Chinese Security Guarantees and the Future of North Korean Economic Reforms

Even without launching a missile or creating a nuclear earthquake, the North Korean state certainly knows how to pull off a surprise. Wednesday’s event at the Chinese Embassy in Pyongyang, announced by the Chinese Foreign Ministry and mirrored by events in Beijing, Shenyang, Dandong, and Chongjin (as reported by the KCNA yesterday), was a case in point.

The unexpected event was the celebration of the 57th anniversary of the Sino-North Korean Treaty of Friendship, Cooperation, and Mutual Assistance – a document first signed in 1961, which, like the suddenly-fragile NATO alliance, commits the signatories to aiding the other in the event of an external attack.

Since the treaty played no role whatsoever in the public readouts of the Kim-Xi summits, and since relations had reached such a low point in the year prior, many analysts had assumed the treaty would lapse when it came up for renewal in 2021.
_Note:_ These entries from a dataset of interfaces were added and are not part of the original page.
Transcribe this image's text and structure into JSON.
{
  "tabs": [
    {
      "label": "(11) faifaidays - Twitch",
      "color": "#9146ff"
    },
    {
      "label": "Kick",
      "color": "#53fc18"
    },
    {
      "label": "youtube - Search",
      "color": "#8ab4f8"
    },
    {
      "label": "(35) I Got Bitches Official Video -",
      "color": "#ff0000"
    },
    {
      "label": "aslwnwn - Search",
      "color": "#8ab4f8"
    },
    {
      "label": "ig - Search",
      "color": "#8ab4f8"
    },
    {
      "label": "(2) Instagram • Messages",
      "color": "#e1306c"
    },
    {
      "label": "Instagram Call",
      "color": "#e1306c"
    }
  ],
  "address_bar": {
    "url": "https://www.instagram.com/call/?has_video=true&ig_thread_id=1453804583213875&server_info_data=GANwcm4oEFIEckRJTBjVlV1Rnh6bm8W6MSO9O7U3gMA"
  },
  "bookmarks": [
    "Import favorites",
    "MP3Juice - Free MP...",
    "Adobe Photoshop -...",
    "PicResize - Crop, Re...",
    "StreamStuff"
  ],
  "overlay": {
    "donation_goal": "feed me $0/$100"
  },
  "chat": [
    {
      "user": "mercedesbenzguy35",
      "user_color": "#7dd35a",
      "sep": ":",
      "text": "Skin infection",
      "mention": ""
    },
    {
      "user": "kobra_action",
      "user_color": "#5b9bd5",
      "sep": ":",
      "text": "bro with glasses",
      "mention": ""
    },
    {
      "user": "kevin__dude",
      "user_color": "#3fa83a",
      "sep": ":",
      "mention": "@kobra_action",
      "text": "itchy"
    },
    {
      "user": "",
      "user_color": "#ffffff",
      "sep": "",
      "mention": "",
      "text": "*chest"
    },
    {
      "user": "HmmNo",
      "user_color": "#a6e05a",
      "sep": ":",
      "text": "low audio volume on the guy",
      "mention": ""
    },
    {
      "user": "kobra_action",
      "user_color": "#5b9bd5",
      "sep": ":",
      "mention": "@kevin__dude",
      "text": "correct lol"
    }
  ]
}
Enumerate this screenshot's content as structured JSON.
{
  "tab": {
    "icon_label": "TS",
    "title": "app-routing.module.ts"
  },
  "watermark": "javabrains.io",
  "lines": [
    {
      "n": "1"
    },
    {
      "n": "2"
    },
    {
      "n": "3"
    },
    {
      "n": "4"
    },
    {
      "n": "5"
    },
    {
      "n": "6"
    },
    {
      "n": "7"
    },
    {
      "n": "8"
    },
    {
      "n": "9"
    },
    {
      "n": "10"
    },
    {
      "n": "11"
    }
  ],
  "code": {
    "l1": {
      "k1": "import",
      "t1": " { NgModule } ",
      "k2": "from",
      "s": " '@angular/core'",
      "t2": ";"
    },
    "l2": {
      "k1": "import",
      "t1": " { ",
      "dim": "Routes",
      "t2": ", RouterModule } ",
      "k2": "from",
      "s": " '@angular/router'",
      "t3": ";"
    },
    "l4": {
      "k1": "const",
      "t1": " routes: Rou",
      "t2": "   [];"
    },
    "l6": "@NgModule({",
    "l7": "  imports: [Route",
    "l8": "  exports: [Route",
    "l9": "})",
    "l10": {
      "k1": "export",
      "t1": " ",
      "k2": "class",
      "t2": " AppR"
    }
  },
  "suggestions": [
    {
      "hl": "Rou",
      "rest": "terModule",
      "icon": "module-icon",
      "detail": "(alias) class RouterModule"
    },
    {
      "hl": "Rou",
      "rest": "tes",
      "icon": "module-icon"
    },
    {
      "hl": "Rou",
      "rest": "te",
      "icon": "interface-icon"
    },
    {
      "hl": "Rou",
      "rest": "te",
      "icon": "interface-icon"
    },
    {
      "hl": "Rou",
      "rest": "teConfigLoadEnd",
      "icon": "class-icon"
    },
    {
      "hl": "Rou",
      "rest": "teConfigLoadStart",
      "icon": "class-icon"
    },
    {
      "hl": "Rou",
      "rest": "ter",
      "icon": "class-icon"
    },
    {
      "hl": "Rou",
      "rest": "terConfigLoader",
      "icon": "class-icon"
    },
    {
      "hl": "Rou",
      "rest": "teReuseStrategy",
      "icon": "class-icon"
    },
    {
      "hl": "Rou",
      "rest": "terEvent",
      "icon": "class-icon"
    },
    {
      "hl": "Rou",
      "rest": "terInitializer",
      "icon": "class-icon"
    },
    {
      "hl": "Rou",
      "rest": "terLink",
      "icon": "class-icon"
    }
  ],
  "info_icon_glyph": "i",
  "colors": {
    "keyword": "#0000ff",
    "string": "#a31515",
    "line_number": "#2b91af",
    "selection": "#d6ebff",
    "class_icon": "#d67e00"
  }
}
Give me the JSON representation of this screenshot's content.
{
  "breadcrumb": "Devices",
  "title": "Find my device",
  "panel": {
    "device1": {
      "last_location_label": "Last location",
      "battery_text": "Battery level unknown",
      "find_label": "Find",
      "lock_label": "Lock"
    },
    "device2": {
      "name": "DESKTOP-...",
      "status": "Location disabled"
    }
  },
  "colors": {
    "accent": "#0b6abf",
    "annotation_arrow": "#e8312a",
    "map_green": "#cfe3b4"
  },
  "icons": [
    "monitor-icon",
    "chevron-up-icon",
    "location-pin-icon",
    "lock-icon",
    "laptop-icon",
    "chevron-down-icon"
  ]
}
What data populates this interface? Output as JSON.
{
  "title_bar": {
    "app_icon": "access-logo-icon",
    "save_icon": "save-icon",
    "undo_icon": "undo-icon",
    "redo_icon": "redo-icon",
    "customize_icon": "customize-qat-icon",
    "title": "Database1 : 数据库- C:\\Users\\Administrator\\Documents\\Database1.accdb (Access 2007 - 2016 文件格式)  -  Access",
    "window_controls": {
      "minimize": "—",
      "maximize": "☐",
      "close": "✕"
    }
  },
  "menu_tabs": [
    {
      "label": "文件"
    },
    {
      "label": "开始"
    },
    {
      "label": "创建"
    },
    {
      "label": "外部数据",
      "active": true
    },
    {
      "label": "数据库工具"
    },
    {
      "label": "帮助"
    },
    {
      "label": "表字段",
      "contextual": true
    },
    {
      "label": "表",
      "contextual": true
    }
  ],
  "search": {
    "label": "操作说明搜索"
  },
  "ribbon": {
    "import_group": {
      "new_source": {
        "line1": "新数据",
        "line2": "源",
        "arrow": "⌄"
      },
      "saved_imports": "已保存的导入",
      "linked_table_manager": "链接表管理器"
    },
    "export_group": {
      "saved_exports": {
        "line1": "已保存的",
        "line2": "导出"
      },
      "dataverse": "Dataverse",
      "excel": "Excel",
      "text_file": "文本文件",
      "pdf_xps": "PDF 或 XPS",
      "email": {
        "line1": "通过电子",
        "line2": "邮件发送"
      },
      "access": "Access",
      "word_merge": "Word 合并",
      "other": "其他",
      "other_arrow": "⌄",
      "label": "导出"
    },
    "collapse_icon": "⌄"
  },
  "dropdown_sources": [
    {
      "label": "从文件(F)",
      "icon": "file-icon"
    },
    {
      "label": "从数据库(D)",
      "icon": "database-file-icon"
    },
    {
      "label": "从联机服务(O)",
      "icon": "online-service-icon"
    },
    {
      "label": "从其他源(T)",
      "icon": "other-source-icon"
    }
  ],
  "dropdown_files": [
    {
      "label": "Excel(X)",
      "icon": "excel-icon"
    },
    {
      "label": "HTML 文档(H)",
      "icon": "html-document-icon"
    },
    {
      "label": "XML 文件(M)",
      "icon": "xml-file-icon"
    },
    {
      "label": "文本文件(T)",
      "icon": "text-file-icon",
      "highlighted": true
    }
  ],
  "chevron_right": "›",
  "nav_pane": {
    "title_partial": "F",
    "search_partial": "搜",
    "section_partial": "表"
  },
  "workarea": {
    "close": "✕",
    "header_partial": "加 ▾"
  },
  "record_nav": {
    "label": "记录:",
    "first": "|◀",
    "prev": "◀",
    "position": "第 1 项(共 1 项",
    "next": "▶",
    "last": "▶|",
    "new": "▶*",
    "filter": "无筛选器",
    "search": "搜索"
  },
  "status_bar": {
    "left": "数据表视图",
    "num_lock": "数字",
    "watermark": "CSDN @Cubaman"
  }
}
Lu Chao of the Liaoning Academy of Social Sciences told the Toronto Globe and Mail that China was no longer bound by the treaty to protect North Korea – doing so, no less, at the height of the very alarming April 2017 noise around a possible American “bloody nose” strike on North Korea. Pyongyang’s ears were surely listening carefully to Lu, and any related sounds coming from Chinese think tanks and Party intellectuals, to divine China’s intentions with respect to the treaty.

The full essay is available here at NK News (possible paywall). Image: Yang Hyong-sop speaking at the PRC Embassy in Pyongyang, July 2018, via PRC Foreign Ministry.